The opening few miles were through some of Teesside's less inspiring industrial estates before the countryside welcomed us at Maltby. Suddenly the trip started to make sense as we got used to the feel of the laden bikes on the quiet back roads. The next couple of hours passed very pleasantly as we made good progress on the gently undulating lanes, our main company being fellow cyclists rather than cars.

Soon after lunch the terrain started to get a bit more severe and we had to get off and push the bikes - not an easy task in itself - but even so our first destination of Osmotherley was well in our sights despite the best efforts of the hills of Swainby.
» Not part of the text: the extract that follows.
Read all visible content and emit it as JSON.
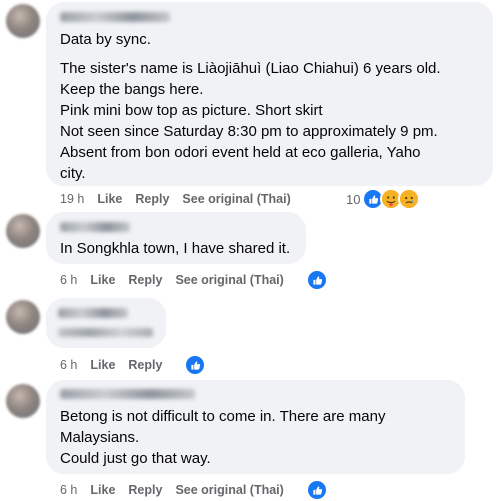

The day would have been a perfect start to the trip but Vic's wheels slid from under her on the gravel path down to the campsite. She fell pretty heavily and really banged her knee. The sight of blood running down her leg into her sock was sickening but apart from a deep cut there seemed to be no internal damage. We hobbled into camp and set up the tent but the injury meant we had to have an enforced rest day on Monday. Better safe than sorry at this stage!

Vic's knee was still a bit tender on Tuesday but with the ferry waiting in Hull on the 18th we had no choice but to press on. The steep hills of the North York moors stopped our progress almost dead; the uphills too steep to cycle and the big downhill on a gravel offroad section which was too skiddy ride. As a result we covered less than 9 gruelling kilometers in the first 3 hours of the day.

After lunch things speeded up a bit and we made a lot of great progress but we made a pragmatic decision. We decided to ride on to Thirsk and get the train down to York and save a day. This would allow Vic's knee to rest further and allow us to sort out a few logistical bits and pieces.

So here we are in York. The first 2 days in the saddle were hard but good and we're on our way.

Sunday, April 11, 2004

Snapshots from Singapore




We've dug out some snapshots from a photoshoot that we attended in Singapore. Enjoy!



Friday, April 02, 2004

The Queen Sees Us Off

Who would've thought that the Queen (well Queen Liz II) was a fan of the Big Trip?

In that expose in the UK Sunday papers a couple of months ago there was no Big Trip mug or lunchbox amongst the acres of tuppleware that supposedly inhabit Buck House.

My republican leanings are also well known, so you can imagine my surprise when as Banz and I ate our lunch in a patch of sun in Harrow town centre on Wednesday and watched some workers putting together a platform, we were informed that the Queen was visiting on Thursday.

I never thought that she would be a fan, but yet here she was appearing in the town centre that we've come to know and shop in over the last few years (love is a very strong word), as well as driving past the end of Nibthwaite Road (Banz did mention that the loft room that caused us all this grief for a year would've made a fantastic sniper's nest) so she could pay her respects and wave us on our way before we caught the train up to Darlo to visit with HiG.

Thanks Liz - we didn't know you cared.

For the full story - CLICK HERE!